  3. /00-index.tar should be decompressed into the list of folders for each package of the following pattern: /package-name/[version]/package-name.cabal with potentially multiple versions
  4. for each /package-name/[version]/ there should be package downloaded from the official Hackage archive into /package-name/[version]/package-name.tar.gz

So, the target folder structure will look like following:

# /Target Path/
#   /00-index.tar.gz
#   /00-index.tar
#   /preferred-versions
#   /package_1/
#     /0.1/
#       /package_1.cabal
#       /package_1.tar.gz
#     /0.2/
#       /package_1.cabal
#       /package_1.tar.gz
#     /0.3/
#       /package_1.cabal
#       /package_1.tar.gz
#   /package_N/
#     /0.0.1/
#       /package_N.cabal
#       /package_N.tar.gz
#     /0.0.2/
#       /package_N.cabal
#       /package_N.tar.gz

Setting up Cabal to use Local Repo

Once HackageMirror is done its job, cabal should be configured to use /Target Path/ as local repo. This is done through cabal configuration file located under:

Locate following line in you cabal configuration file:

remote-repo: hackage.haskell.org:http://hackage.haskell.org/packages/archive
remote-repo-cache: C:\Users\UserName\AppData\Roaming\cabal\packages
-- local-repo:

And change it like following:

-- remote-repo: hackage.haskell.org:http://hackage.haskell.org/packages/archive
-- remote-repo-cache: C:\Users\UserName\AppData\Roaming\cabal\packages
local-repo: C:\Hackage

After this re-configuration is done, it’s safe to update your cabal:

$ cabal update
$ cabal install cabal-install
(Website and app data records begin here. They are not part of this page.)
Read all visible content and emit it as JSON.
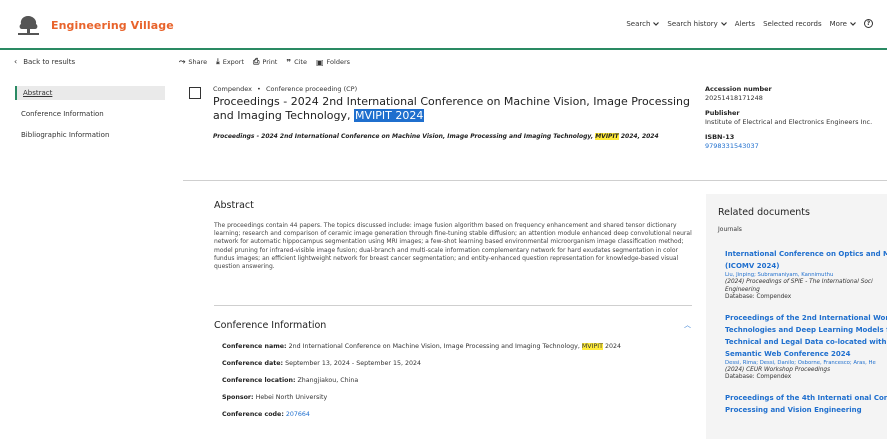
{
  "header": {
    "brand": "Engineering Village",
    "nav": [
      {
        "label": "Search",
        "has_dropdown": true
      },
      {
        "label": "Search history",
        "has_dropdown": true
      },
      {
        "label": "Alerts",
        "has_dropdown": false
      },
      {
        "label": "Selected records",
        "has_dropdown": false
      },
      {
        "label": "More",
        "has_dropdown": true
      }
    ],
    "help_icon": "question-circle-icon",
    "accent_color": "#2a8a63",
    "brand_color": "#e8632b"
  },
  "actionbar": {
    "back_label": "Back to results",
    "actions": [
      {
        "label": "Share",
        "icon": "share-icon"
      },
      {
        "label": "Export",
        "icon": "export-icon"
      },
      {
        "label": "Print",
        "icon": "print-icon"
      },
      {
        "label": "Cite",
        "icon": "quote-icon"
      },
      {
        "label": "Folders",
        "icon": "folder-add-icon"
      }
    ]
  },
  "leftnav": {
    "items": [
      {
        "label": "Abstract",
        "active": true
      },
      {
        "label": "Conference Information",
        "active": false
      },
      {
        "label": "Bibliographic Information",
        "active": false
      }
    ]
  },
  "record": {
    "database": "Compendex",
    "separator": "•",
    "doc_type": "Conference proceeding (CP)",
    "title_prefix": "Proceedings - 2024 2nd International Conference on Machine Vision, Image Processing and Imaging Technology,",
    "title_highlight": "MVIPIT 2024",
    "source_prefix": "Proceedings - 2024 2nd International Conference on Machine Vision, Image Processing and Imaging Technology,",
    "source_highlight": "MVIPIT",
    "source_suffix": "2024, 2024"
  },
  "right_info": {
    "accession_label": "Accession number",
    "accession_value": "20251418171248",
    "publisher_label": "Publisher",
    "publisher_value": "Institute of Electrical and Electronics Engineers Inc.",
    "isbn_label": "ISBN-13",
    "isbn_value": "9798331543037"
  },
  "abstract": {
    "heading": "Abstract",
    "text": "The proceedings contain 44 papers. The topics discussed include: image fusion algorithm based on frequency enhancement and shared tensor dictionary learning; research and comparison of ceramic image generation through fine-tuning stable diffusion; an attention module enhanced deep convolutional neural network for automatic hippocampus segmentation using MRI images; a few-shot learning based environmental microorganism image classification method; model pruning for infrared-visible image fusion; dual-branch and multi-scale information complementary network for hard exudates segmentation in color fundus images; an efficient lightweight network for breast cancer segmentation; and entity-enhanced question representation for knowledge-based visual question answering."
  },
  "conference": {
    "heading": "Conference Information",
    "name_label": "Conference name:",
    "name_prefix": "2nd International Conference on Machine Vision, Image Processing and Imaging Technology,",
    "name_highlight": "MVIPIT",
    "name_suffix": "2024",
    "date_label": "Conference date:",
    "date_value": "September 13, 2024 - September 15, 2024",
    "location_label": "Conference location:",
    "location_value": "Zhangjiakou, China",
    "sponsor_label": "Sponsor:",
    "sponsor_value": "Hebei North University",
    "code_label": "Conference code:",
    "code_value": "207664"
  },
  "related": {
    "heading": "Related documents",
    "subheading": "Journals",
    "items": [
      {
        "title_lines": [
          "International Conference on Optics and Ma",
          "(ICOMV 2024)"
        ],
        "authors": "Liu, Jinping; Subramaniyam, Kannimuthu",
        "source_lines": [
          "(2024) Proceedings of SPIE - The International Soci",
          "Engineering"
        ],
        "database": "Database: Compendex"
      },
      {
        "title_lines": [
          "Proceedings of the 2nd International Works",
          "Technologies and Deep Learning Models fo",
          "Technical and Legal Data co-located with t",
          "Semantic Web Conference 2024"
        ],
        "authors": "Dessi, Rima; Dessi, Danilo; Osborne, Francesco; Aras, He",
        "source_lines": [
          "(2024) CEUR Workshop Proceedings"
        ],
        "database": "Database: Compendex"
      },
      {
        "title_lines": [
          "Proceedings of the 4th Internati onal Confe",
          "Processing and Vision Engineering"
        ],
        "authors": "",
        "source_lines": [],
        "database": ""
      }
    ]
  }
}
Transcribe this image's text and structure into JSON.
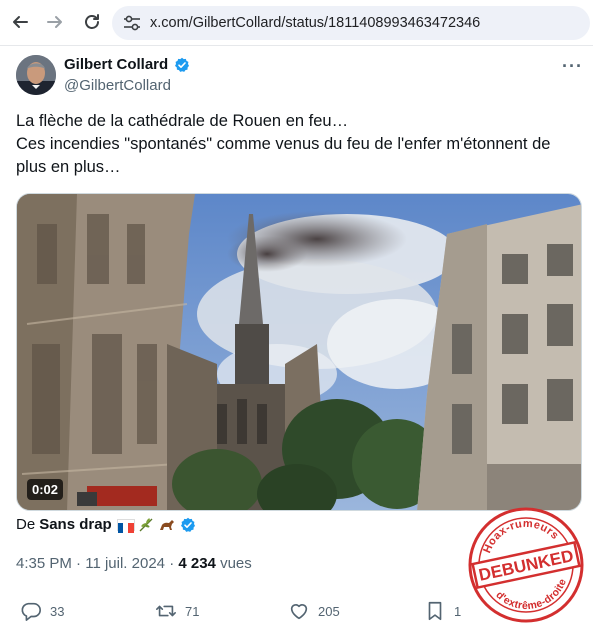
{
  "browser": {
    "url": "x.com/GilbertCollard/status/1811408993463472346"
  },
  "tweet": {
    "author_name": "Gilbert Collard",
    "author_handle": "@GilbertCollard",
    "text_lines": [
      "La flèche de la cathédrale de Rouen en feu…",
      "Ces incendies \"spontanés\" comme venus du feu de l'enfer m'étonnent de",
      "plus en plus…"
    ],
    "video_duration": "0:02",
    "from_prefix": "De",
    "from_account": "Sans drap",
    "time": "4:35 PM",
    "separator": "·",
    "date": "11 juil. 2024",
    "views_count": "4 234",
    "views_label": "vues",
    "replies": "33",
    "retweets": "71",
    "likes": "205",
    "bookmarks": "1"
  },
  "stamp": {
    "top_text": "Hoax-rumeurs",
    "center_text": "DEBUNKED",
    "bottom_text": "d'extrême-droite"
  },
  "colors": {
    "verified_blue": "#1d9bf0",
    "secondary_text": "#536471",
    "stamp_red": "#d32f2f"
  },
  "icons": [
    "back-arrow-icon",
    "forward-arrow-icon",
    "reload-icon",
    "site-settings-icon",
    "verified-badge-icon",
    "more-icon",
    "reply-icon",
    "retweet-icon",
    "like-icon",
    "bookmark-icon"
  ]
}
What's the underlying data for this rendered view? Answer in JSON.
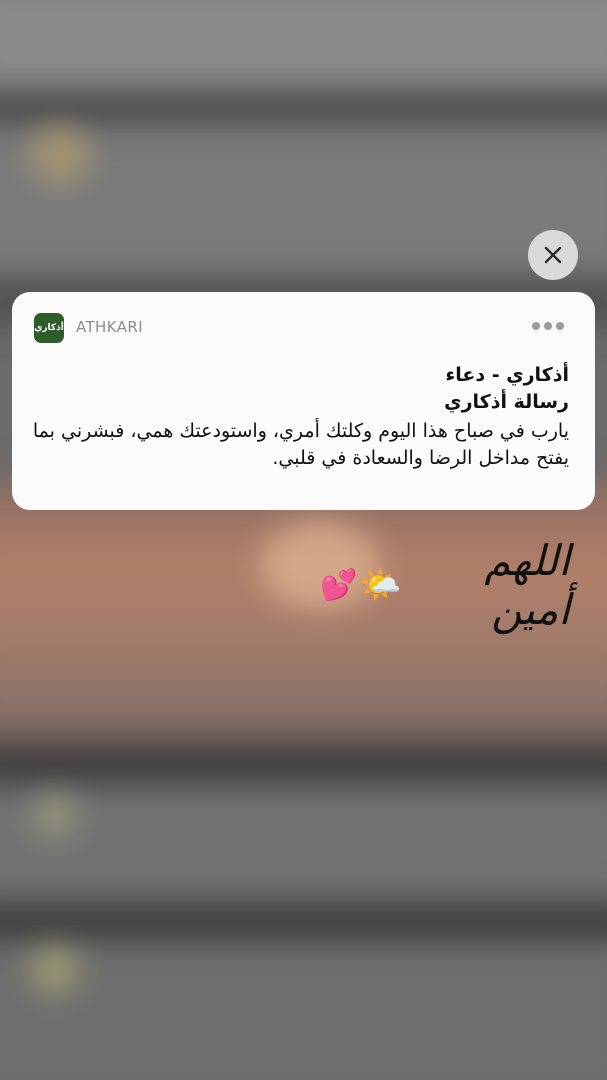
{
  "notification": {
    "app_name": "ATHKARI",
    "app_icon_text": "أذكاري",
    "title": "أذكاري - دعاء",
    "subtitle": "رسالة أذكاري",
    "body": "يارب في صباح هذا اليوم وكلتك أمري، واستودعتك همي، فبشرني بما يفتح مداخل الرضا والسعادة في قلبي."
  },
  "caption": {
    "text": "اللهم أمين",
    "emoji_sun": "🌤️",
    "emoji_hearts": "💕"
  },
  "icons": {
    "close": "close-icon",
    "more": "more-icon"
  }
}
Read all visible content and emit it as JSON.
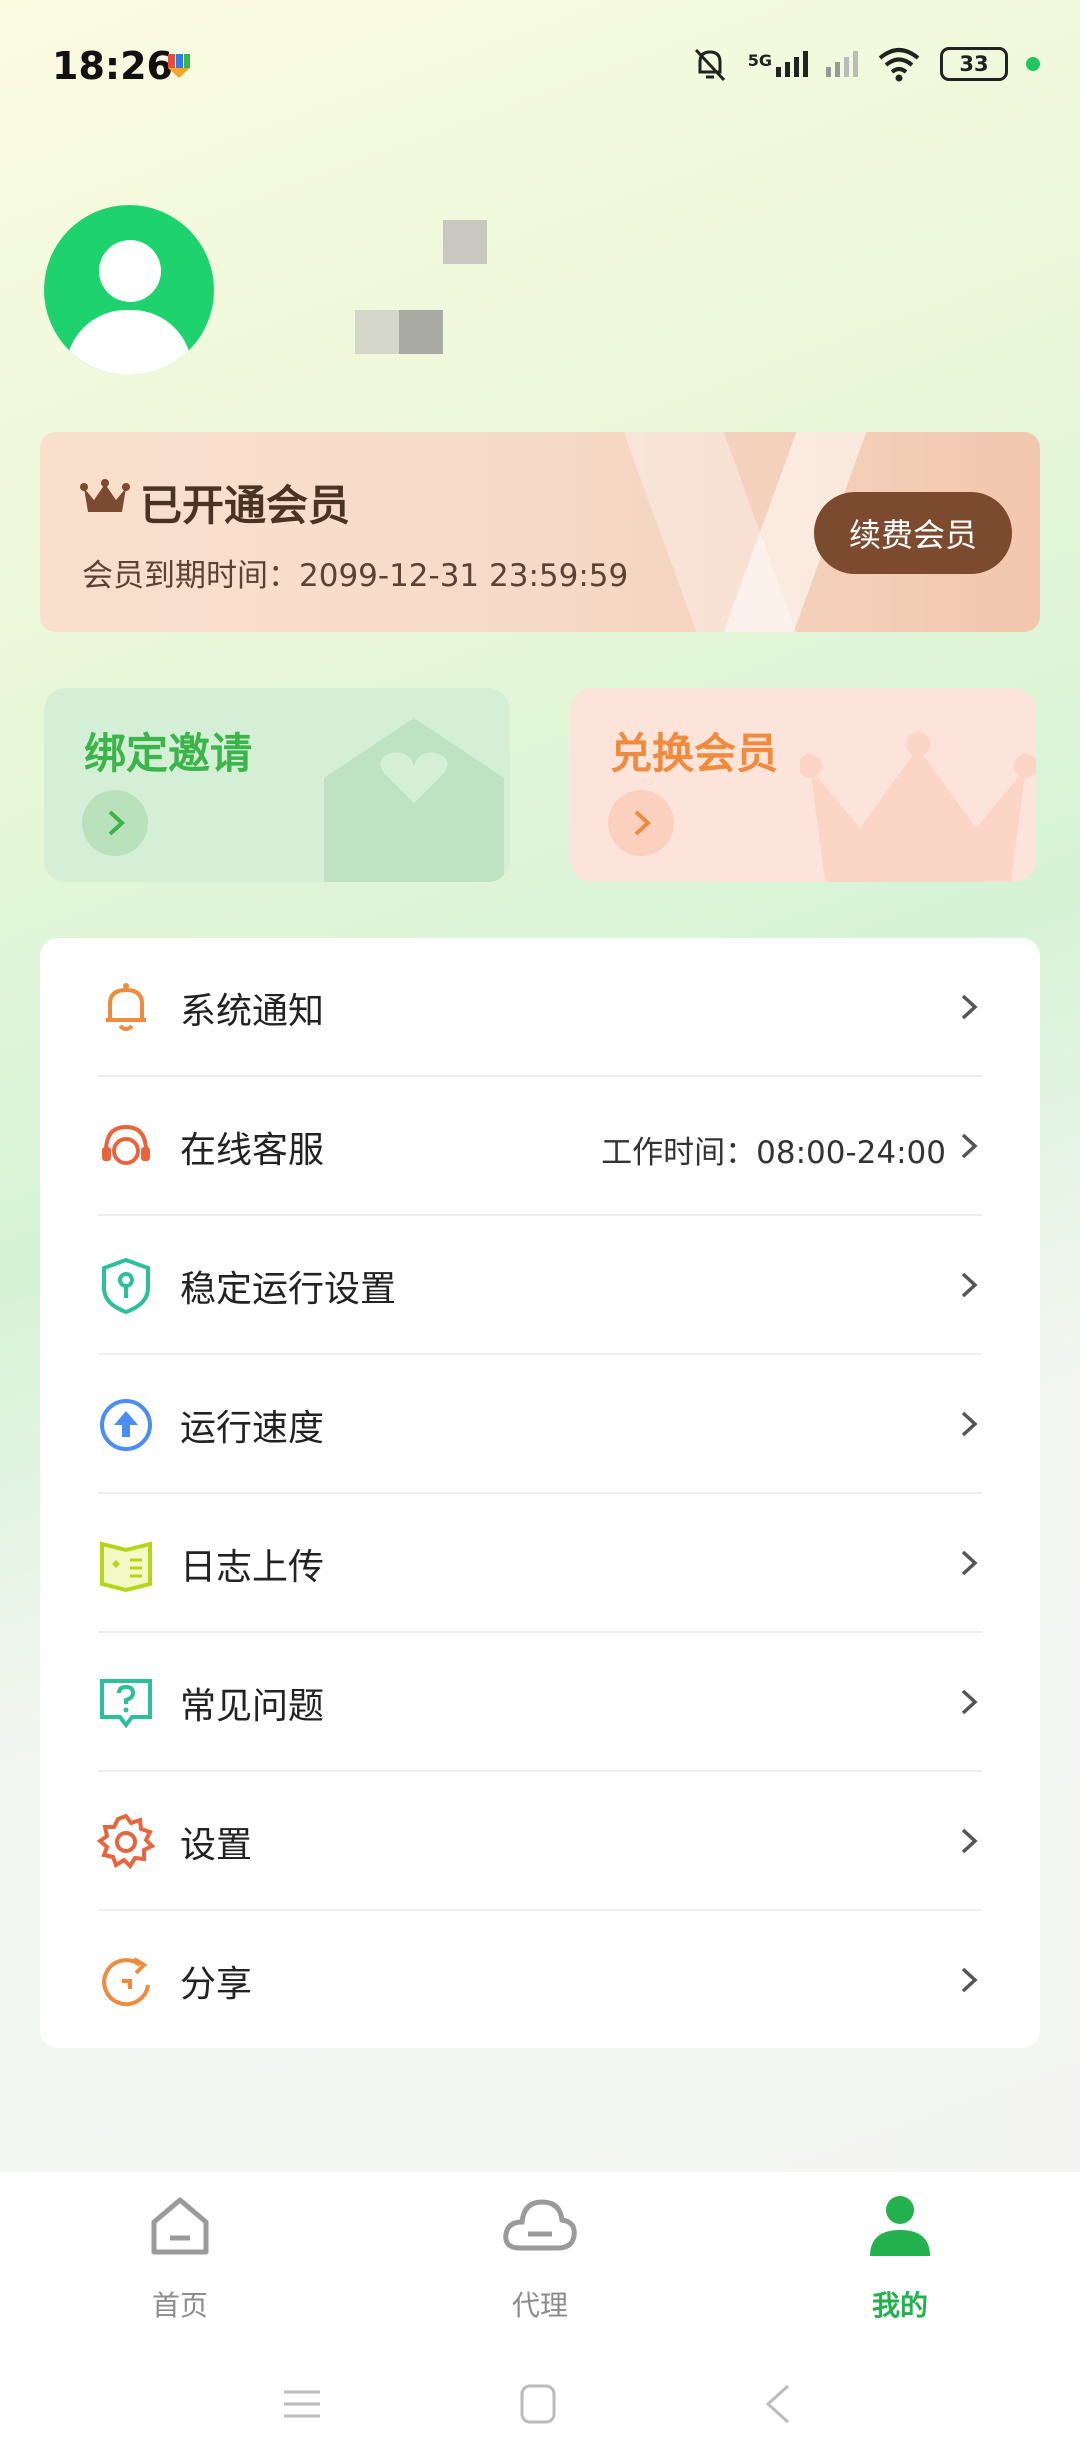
{
  "status_bar": {
    "time": "18:26",
    "network": "5G",
    "battery": "33"
  },
  "membership": {
    "title": "已开通会员",
    "expire_text": "会员到期时间：2099-12-31 23:59:59",
    "renew_label": "续费会员"
  },
  "quick_cards": {
    "bind": {
      "title": "绑定邀请",
      "color": "#3bb44a"
    },
    "exchange": {
      "title": "兑换会员",
      "color": "#f08a3c"
    }
  },
  "menu": {
    "items": [
      {
        "label": "系统通知",
        "icon": "bell-icon"
      },
      {
        "label": "在线客服",
        "icon": "headset-icon",
        "extra": "工作时间：08:00-24:00"
      },
      {
        "label": "稳定运行设置",
        "icon": "shield-key-icon"
      },
      {
        "label": "运行速度",
        "icon": "speed-up-icon"
      },
      {
        "label": "日志上传",
        "icon": "log-book-icon"
      },
      {
        "label": "常见问题",
        "icon": "question-icon"
      },
      {
        "label": "设置",
        "icon": "gear-icon"
      },
      {
        "label": "分享",
        "icon": "share-icon"
      }
    ]
  },
  "tabs": [
    {
      "label": "首页",
      "icon": "home-icon",
      "active": false
    },
    {
      "label": "代理",
      "icon": "cloud-icon",
      "active": false
    },
    {
      "label": "我的",
      "icon": "user-icon",
      "active": true
    }
  ],
  "colors": {
    "accent": "#22b14c",
    "brown": "#7c4a2e"
  }
}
Project is hosted publicly on GitHub. It is implemented in two versions: Haskell and F#, so pick whatever suits you best.